**THE TASK:**
Please restate every record below word for word and skip the pictures.

Component data from apps and pages:
Start of Block
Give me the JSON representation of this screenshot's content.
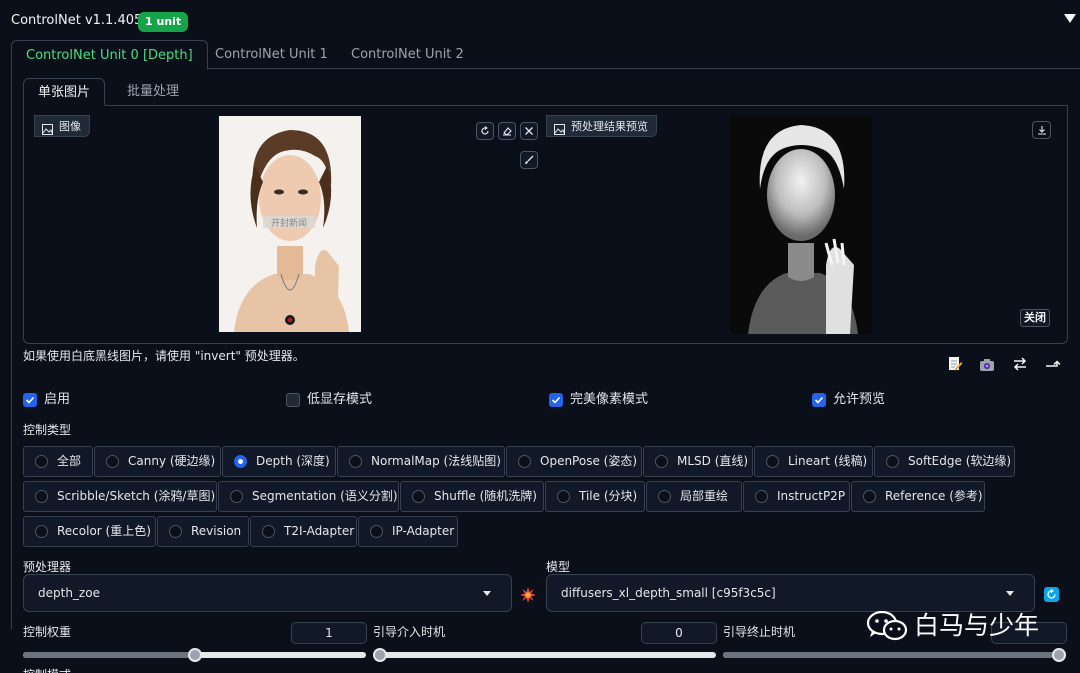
{
  "header": {
    "title": "ControlNet v1.1.405",
    "badge": "1 unit"
  },
  "unit_tabs": [
    {
      "label": "ControlNet Unit 0 [Depth]",
      "active": true
    },
    {
      "label": "ControlNet Unit 1",
      "active": false
    },
    {
      "label": "ControlNet Unit 2",
      "active": false
    }
  ],
  "sub_tabs": [
    {
      "label": "单张图片",
      "active": true
    },
    {
      "label": "批量处理",
      "active": false
    }
  ],
  "image_panel": {
    "input_label": "图像",
    "preview_label": "预处理结果预览",
    "close_label": "关闭",
    "watermark_text": "开封新闻"
  },
  "hint": "如果使用白底黑线图片，请使用 \"invert\" 预处理器。",
  "checkboxes": [
    {
      "label": "启用",
      "checked": true
    },
    {
      "label": "低显存模式",
      "checked": false
    },
    {
      "label": "完美像素模式",
      "checked": true
    },
    {
      "label": "允许预览",
      "checked": true
    }
  ],
  "control_type": {
    "label": "控制类型",
    "options": [
      {
        "label": "全部",
        "selected": false
      },
      {
        "label": "Canny (硬边缘)",
        "selected": false
      },
      {
        "label": "Depth (深度)",
        "selected": true
      },
      {
        "label": "NormalMap (法线贴图)",
        "selected": false
      },
      {
        "label": "OpenPose (姿态)",
        "selected": false
      },
      {
        "label": "MLSD (直线)",
        "selected": false
      },
      {
        "label": "Lineart (线稿)",
        "selected": false
      },
      {
        "label": "SoftEdge (软边缘)",
        "selected": false
      },
      {
        "label": "Scribble/Sketch (涂鸦/草图)",
        "selected": false
      },
      {
        "label": "Segmentation (语义分割)",
        "selected": false
      },
      {
        "label": "Shuffle (随机洗牌)",
        "selected": false
      },
      {
        "label": "Tile (分块)",
        "selected": false
      },
      {
        "label": "局部重绘",
        "selected": false
      },
      {
        "label": "InstructP2P",
        "selected": false
      },
      {
        "label": "Reference (参考)",
        "selected": false
      },
      {
        "label": "Recolor (重上色)",
        "selected": false
      },
      {
        "label": "Revision",
        "selected": false
      },
      {
        "label": "T2I-Adapter",
        "selected": false
      },
      {
        "label": "IP-Adapter",
        "selected": false
      }
    ]
  },
  "preprocessor": {
    "label": "预处理器",
    "value": "depth_zoe"
  },
  "model": {
    "label": "模型",
    "value": "diffusers_xl_depth_small [c95f3c5c]"
  },
  "sliders": {
    "weight": {
      "label": "控制权重",
      "value": "1",
      "fraction": 0.5
    },
    "start": {
      "label": "引导介入时机",
      "value": "0",
      "fraction": 0.0
    },
    "end": {
      "label": "引导终止时机",
      "value": "",
      "fraction": 1.0
    }
  },
  "watermark": {
    "text": "白马与少年"
  },
  "next_section_label": "控制模式",
  "colors": {
    "background": "#0b0f19",
    "accent_green": "#4ade80",
    "badge_green": "#16a34a",
    "accent_blue": "#2563eb"
  }
}
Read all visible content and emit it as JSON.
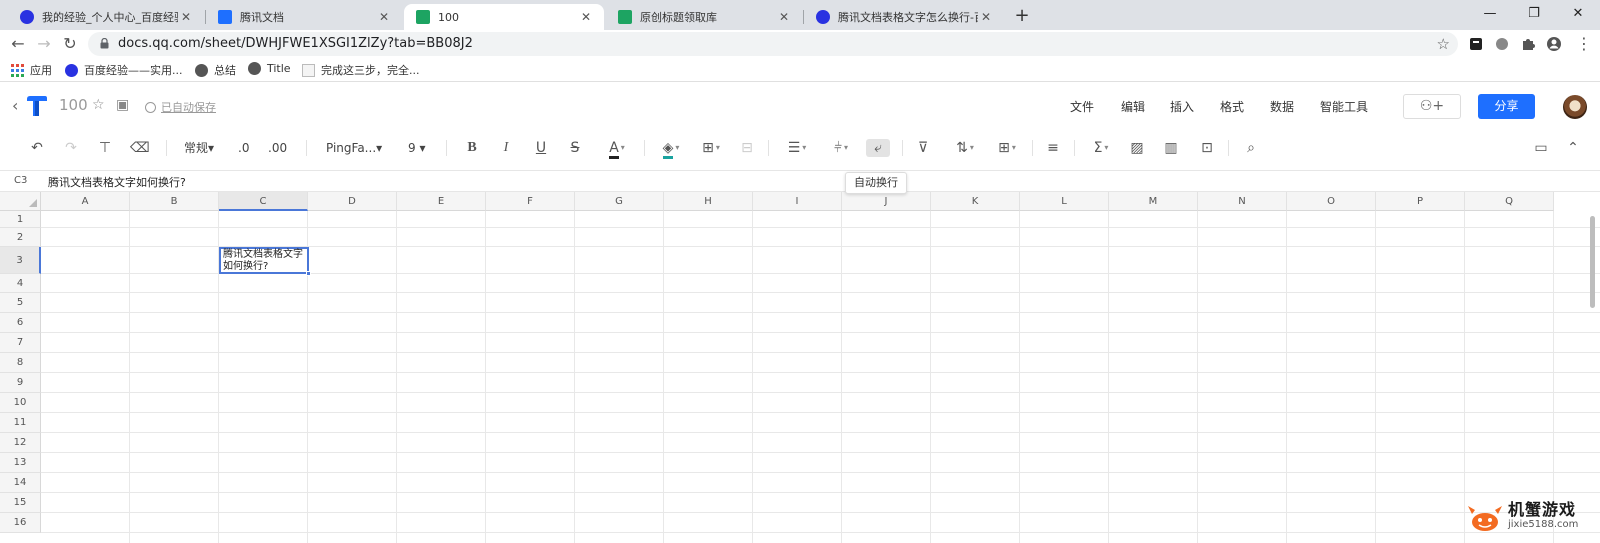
{
  "browser": {
    "tabs": [
      {
        "label": "我的经验_个人中心_百度经验",
        "icon": "baidu-icon",
        "active": false
      },
      {
        "label": "腾讯文档",
        "icon": "tencent-docs-icon",
        "active": false
      },
      {
        "label": "100",
        "icon": "sheet-icon",
        "active": true
      },
      {
        "label": "原创标题领取库",
        "icon": "sheet-icon",
        "active": false
      },
      {
        "label": "腾讯文档表格文字怎么换行-百度",
        "icon": "baidu-icon",
        "active": false
      }
    ],
    "close_glyph": "✕",
    "new_tab_glyph": "+",
    "url": "docs.qq.com/sheet/DWHJFWE1XSGI1ZlZy?tab=BB08J2",
    "bookmarks": [
      "应用",
      "百度经验——实用...",
      "总结",
      "Title",
      "完成这三步，完全..."
    ]
  },
  "doc": {
    "title": "100",
    "saved_status": "已自动保存",
    "menu": [
      "文件",
      "编辑",
      "插入",
      "格式",
      "数据",
      "智能工具"
    ],
    "share_label": "分享",
    "accent_color": "#1e6fff"
  },
  "toolbar": {
    "number_format": "常规",
    "decimal_decrease": ".0",
    "decimal_increase": ".00",
    "font_family": "PingFa...",
    "font_size": "9",
    "tooltip": "自动换行"
  },
  "formula_bar": {
    "cell_ref": "C3",
    "value": "腾讯文档表格文字如何换行?"
  },
  "sheet": {
    "columns": [
      "A",
      "B",
      "C",
      "D",
      "E",
      "F",
      "G",
      "H",
      "I",
      "J",
      "K",
      "L",
      "M",
      "N",
      "O",
      "P",
      "Q"
    ],
    "rows": [
      "1",
      "2",
      "3",
      "4",
      "5",
      "6",
      "7",
      "8",
      "9",
      "10",
      "11",
      "12",
      "13",
      "14",
      "15",
      "16"
    ],
    "selected_cell": "C3",
    "cell_c3_text": "腾讯文档表格文字如何换行?",
    "selection_color": "#4a77d8"
  },
  "watermark": {
    "name": "机蟹游戏",
    "site": "jixie5188.com"
  }
}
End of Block
**TASK ANSWER:**
Give me the JSON representation of this screenshot's content.
{
  "header": {
    "title": "ControlNet v1.1.405",
    "badge": "1 unit"
  },
  "unit_tabs": [
    {
      "label": "ControlNet Unit 0 [Depth]",
      "active": true
    },
    {
      "label": "ControlNet Unit 1",
      "active": false
    },
    {
      "label": "ControlNet Unit 2",
      "active": false
    }
  ],
  "sub_tabs": [
    {
      "label": "单张图片",
      "active": true
    },
    {
      "label": "批量处理",
      "active": false
    }
  ],
  "image_panel": {
    "input_label": "图像",
    "preview_label": "预处理结果预览",
    "close_label": "关闭",
    "watermark_text": "开封新闻"
  },
  "hint": "如果使用白底黑线图片，请使用 \"invert\" 预处理器。",
  "checkboxes": [
    {
      "label": "启用",
      "checked": true
    },
    {
      "label": "低显存模式",
      "checked": false
    },
    {
      "label": "完美像素模式",
      "checked": true
    },
    {
      "label": "允许预览",
      "checked": true
    }
  ],
  "control_type": {
    "label": "控制类型",
    "options": [
      {
        "label": "全部",
        "selected": false
      },
      {
        "label": "Canny (硬边缘)",
        "selected": false
      },
      {
        "label": "Depth (深度)",
        "selected": true
      },
      {
        "label": "NormalMap (法线贴图)",
        "selected": false
      },
      {
        "label": "OpenPose (姿态)",
        "selected": false
      },
      {
        "label": "MLSD (直线)",
        "selected": false
      },
      {
        "label": "Lineart (线稿)",
        "selected": false
      },
      {
        "label": "SoftEdge (软边缘)",
        "selected": false
      },
      {
        "label": "Scribble/Sketch (涂鸦/草图)",
        "selected": false
      },
      {
        "label": "Segmentation (语义分割)",
        "selected": false
      },
      {
        "label": "Shuffle (随机洗牌)",
        "selected": false
      },
      {
        "label": "Tile (分块)",
        "selected": false
      },
      {
        "label": "局部重绘",
        "selected": false
      },
      {
        "label": "InstructP2P",
        "selected": false
      },
      {
        "label": "Reference (参考)",
        "selected": false
      },
      {
        "label": "Recolor (重上色)",
        "selected": false
      },
      {
        "label": "Revision",
        "selected": false
      },
      {
        "label": "T2I-Adapter",
        "selected": false
      },
      {
        "label": "IP-Adapter",
        "selected": false
      }
    ]
  },
  "preprocessor": {
    "label": "预处理器",
    "value": "depth_zoe"
  },
  "model": {
    "label": "模型",
    "value": "diffusers_xl_depth_small [c95f3c5c]"
  },
  "sliders": {
    "weight": {
      "label": "控制权重",
      "value": "1",
      "fraction": 0.5
    },
    "start": {
      "label": "引导介入时机",
      "value": "0",
      "fraction": 0.0
    },
    "end": {
      "label": "引导终止时机",
      "value": "",
      "fraction": 1.0
    }
  },
  "watermark": {
    "text": "白马与少年"
  },
  "next_section_label": "控制模式",
  "colors": {
    "background": "#0b0f19",
    "accent_green": "#4ade80",
    "badge_green": "#16a34a",
    "accent_blue": "#2563eb"
  }
}
Read all visible content and emit it as JSON.
{
  "browser": {
    "tabs": [
      {
        "label": "我的经验_个人中心_百度经验",
        "icon": "baidu-icon",
        "active": false
      },
      {
        "label": "腾讯文档",
        "icon": "tencent-docs-icon",
        "active": false
      },
      {
        "label": "100",
        "icon": "sheet-icon",
        "active": true
      },
      {
        "label": "原创标题领取库",
        "icon": "sheet-icon",
        "active": false
      },
      {
        "label": "腾讯文档表格文字怎么换行-百度",
        "icon": "baidu-icon",
        "active": false
      }
    ],
    "close_glyph": "✕",
    "new_tab_glyph": "+",
    "url": "docs.qq.com/sheet/DWHJFWE1XSGI1ZlZy?tab=BB08J2",
    "bookmarks": [
      "应用",
      "百度经验——实用...",
      "总结",
      "Title",
      "完成这三步，完全..."
    ]
  },
  "doc": {
    "title": "100",
    "saved_status": "已自动保存",
    "menu": [
      "文件",
      "编辑",
      "插入",
      "格式",
      "数据",
      "智能工具"
    ],
    "share_label": "分享",
    "accent_color": "#1e6fff"
  },
  "toolbar": {
    "number_format": "常规",
    "decimal_decrease": ".0",
    "decimal_increase": ".00",
    "font_family": "PingFa...",
    "font_size": "9",
    "tooltip": "自动换行"
  },
  "formula_bar": {
    "cell_ref": "C3",
    "value": "腾讯文档表格文字如何换行?"
  },
  "sheet": {
    "columns": [
      "A",
      "B",
      "C",
      "D",
      "E",
      "F",
      "G",
      "H",
      "I",
      "J",
      "K",
      "L",
      "M",
      "N",
      "O",
      "P",
      "Q"
    ],
    "rows": [
      "1",
      "2",
      "3",
      "4",
      "5",
      "6",
      "7",
      "8",
      "9",
      "10",
      "11",
      "12",
      "13",
      "14",
      "15",
      "16"
    ],
    "selected_cell": "C3",
    "cell_c3_text": "腾讯文档表格文字如何换行?",
    "selection_color": "#4a77d8"
  },
  "watermark": {
    "name": "机蟹游戏",
    "site": "jixie5188.com"
  }
}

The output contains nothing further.